======== Records shown

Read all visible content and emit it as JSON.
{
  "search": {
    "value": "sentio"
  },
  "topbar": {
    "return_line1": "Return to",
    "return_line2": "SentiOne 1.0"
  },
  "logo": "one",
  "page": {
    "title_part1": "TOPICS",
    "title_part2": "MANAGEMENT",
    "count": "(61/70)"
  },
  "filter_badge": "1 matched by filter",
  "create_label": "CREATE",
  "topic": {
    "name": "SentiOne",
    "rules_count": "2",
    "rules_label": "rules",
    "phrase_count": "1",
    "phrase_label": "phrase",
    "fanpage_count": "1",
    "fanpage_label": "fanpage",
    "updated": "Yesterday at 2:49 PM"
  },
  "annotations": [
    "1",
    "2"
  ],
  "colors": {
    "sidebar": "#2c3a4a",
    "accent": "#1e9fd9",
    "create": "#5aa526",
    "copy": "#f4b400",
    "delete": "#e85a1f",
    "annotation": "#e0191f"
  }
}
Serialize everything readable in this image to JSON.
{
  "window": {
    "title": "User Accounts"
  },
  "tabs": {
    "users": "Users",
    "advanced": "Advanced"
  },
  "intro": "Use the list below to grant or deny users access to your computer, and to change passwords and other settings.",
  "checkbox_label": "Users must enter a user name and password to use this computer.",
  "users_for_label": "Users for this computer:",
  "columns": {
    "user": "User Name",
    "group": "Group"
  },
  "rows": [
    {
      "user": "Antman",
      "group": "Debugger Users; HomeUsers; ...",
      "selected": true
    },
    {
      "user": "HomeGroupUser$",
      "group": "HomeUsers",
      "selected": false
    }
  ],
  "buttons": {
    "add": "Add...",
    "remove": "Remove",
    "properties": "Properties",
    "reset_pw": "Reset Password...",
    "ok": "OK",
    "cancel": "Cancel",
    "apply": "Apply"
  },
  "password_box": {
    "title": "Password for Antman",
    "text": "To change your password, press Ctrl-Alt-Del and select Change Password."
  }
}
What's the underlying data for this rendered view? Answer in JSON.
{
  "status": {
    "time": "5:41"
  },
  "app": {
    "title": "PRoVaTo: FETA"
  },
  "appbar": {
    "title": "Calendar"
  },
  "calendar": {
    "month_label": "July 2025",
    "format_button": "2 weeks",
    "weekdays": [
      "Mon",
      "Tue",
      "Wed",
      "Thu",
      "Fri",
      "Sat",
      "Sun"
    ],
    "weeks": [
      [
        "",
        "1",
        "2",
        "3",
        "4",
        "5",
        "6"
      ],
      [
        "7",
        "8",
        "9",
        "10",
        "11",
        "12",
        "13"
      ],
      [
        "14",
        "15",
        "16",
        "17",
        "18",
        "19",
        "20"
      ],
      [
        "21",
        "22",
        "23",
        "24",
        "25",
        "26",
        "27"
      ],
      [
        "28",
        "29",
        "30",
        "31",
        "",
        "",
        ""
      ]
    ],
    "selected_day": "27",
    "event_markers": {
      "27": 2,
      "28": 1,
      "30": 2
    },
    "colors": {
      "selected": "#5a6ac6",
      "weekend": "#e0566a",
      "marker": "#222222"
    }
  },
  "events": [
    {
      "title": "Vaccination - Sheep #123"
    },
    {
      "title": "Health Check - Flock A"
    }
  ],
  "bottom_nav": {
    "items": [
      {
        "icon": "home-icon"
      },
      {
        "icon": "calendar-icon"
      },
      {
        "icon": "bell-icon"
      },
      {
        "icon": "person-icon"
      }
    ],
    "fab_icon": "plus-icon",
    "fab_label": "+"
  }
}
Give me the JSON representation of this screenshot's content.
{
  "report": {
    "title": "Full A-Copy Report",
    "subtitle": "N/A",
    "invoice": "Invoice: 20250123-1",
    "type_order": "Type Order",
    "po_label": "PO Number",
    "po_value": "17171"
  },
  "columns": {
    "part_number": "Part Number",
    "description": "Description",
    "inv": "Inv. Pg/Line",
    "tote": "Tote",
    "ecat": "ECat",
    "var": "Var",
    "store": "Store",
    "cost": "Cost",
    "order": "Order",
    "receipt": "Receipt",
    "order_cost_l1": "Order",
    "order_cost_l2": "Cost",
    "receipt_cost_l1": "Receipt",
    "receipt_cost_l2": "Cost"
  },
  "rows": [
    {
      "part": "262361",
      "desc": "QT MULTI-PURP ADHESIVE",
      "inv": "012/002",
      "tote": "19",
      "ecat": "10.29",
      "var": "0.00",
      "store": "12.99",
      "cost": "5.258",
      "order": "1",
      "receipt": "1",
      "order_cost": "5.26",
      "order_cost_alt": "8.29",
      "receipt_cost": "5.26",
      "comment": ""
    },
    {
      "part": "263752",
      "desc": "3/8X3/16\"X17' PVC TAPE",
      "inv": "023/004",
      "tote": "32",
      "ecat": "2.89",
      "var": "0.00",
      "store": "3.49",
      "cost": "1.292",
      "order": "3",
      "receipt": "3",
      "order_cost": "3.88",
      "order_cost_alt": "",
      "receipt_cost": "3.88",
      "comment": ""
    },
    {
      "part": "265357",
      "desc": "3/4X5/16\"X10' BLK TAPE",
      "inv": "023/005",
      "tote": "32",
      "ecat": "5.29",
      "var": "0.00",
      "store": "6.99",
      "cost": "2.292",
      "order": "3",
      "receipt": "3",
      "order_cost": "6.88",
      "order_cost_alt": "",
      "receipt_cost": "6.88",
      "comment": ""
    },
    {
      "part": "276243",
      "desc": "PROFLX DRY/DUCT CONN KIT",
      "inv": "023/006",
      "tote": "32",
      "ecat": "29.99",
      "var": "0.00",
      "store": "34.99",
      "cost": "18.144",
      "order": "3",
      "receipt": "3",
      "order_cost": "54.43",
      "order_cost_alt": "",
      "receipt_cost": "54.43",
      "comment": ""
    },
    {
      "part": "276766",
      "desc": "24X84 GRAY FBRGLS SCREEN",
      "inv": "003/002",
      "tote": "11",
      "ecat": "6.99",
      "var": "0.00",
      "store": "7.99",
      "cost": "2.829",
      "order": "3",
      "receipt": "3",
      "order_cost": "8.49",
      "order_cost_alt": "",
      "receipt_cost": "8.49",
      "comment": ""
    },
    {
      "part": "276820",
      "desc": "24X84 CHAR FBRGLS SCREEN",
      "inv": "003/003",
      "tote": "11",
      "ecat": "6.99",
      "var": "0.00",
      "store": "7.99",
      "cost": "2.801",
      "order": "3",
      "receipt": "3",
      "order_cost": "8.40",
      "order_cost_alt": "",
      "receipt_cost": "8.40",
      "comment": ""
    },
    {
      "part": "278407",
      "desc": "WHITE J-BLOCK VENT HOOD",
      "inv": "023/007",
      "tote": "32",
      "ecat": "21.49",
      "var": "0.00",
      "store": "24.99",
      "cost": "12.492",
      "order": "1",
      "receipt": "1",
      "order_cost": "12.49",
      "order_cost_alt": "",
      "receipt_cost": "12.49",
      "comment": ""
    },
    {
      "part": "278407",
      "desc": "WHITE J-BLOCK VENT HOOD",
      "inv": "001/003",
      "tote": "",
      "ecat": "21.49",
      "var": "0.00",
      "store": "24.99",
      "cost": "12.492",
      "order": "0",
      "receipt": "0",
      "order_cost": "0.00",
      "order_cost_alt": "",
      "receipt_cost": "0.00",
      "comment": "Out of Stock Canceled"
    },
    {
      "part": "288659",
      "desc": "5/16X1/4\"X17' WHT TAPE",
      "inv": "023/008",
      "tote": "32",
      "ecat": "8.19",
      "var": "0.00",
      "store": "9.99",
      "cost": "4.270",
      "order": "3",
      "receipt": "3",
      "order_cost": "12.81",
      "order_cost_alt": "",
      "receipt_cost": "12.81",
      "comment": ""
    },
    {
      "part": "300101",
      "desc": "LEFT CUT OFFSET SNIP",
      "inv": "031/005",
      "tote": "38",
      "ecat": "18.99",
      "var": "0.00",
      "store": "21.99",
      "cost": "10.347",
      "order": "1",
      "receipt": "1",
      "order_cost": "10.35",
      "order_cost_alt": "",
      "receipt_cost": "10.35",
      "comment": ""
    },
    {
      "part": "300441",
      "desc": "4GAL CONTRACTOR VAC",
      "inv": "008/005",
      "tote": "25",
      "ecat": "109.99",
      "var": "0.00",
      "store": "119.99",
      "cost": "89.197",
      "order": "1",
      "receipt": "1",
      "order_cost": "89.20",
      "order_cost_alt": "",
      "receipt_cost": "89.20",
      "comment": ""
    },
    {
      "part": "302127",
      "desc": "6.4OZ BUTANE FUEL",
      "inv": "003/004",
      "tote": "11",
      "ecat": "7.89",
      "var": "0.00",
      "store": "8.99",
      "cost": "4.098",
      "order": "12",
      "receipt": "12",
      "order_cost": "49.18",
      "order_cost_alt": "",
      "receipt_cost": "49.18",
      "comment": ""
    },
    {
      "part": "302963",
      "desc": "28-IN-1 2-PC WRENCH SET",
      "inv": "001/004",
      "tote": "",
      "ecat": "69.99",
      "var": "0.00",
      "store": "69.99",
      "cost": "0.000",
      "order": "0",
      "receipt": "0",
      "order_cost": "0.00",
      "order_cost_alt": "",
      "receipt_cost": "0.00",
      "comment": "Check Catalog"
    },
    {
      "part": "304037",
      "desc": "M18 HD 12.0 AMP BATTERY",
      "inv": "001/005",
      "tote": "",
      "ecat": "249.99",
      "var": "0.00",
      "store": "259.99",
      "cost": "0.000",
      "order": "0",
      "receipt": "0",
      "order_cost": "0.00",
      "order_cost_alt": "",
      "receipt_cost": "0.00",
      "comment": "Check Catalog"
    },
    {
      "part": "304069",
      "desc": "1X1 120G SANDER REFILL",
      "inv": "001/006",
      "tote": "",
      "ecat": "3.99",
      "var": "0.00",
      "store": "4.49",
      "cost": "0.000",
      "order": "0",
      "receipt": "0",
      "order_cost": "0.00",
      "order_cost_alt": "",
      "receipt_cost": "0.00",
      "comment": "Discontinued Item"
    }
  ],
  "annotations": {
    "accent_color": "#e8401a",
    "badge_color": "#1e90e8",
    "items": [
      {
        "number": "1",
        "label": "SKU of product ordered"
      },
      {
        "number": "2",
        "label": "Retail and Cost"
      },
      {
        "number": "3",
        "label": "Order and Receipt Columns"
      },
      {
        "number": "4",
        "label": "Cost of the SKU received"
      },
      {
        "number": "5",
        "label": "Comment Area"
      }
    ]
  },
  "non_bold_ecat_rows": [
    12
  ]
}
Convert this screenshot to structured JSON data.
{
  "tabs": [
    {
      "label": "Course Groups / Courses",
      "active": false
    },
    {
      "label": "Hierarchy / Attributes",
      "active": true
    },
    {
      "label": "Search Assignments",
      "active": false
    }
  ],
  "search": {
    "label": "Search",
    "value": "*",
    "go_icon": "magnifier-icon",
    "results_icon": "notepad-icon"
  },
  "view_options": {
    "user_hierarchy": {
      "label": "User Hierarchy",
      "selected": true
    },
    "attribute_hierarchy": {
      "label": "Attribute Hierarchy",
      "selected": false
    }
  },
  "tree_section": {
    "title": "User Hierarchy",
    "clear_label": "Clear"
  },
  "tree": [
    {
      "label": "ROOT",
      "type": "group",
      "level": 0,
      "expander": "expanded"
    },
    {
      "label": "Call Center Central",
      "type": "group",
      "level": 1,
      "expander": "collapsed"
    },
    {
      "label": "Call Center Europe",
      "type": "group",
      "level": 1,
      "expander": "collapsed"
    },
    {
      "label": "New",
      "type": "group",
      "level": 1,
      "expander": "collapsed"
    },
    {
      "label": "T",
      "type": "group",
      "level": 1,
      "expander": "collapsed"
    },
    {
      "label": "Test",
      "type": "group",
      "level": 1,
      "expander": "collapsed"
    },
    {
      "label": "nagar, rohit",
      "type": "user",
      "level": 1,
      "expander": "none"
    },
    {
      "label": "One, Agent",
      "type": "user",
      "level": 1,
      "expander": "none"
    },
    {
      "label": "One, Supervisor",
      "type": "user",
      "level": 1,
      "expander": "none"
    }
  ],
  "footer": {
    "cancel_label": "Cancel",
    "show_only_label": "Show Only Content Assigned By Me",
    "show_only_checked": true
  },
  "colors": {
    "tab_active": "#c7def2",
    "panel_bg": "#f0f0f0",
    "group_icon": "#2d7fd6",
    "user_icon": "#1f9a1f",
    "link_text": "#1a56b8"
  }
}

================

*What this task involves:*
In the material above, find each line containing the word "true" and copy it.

*Response to this exercise:*
      "selected": true
      "active": true
      "selected": true
    "show_only_checked": true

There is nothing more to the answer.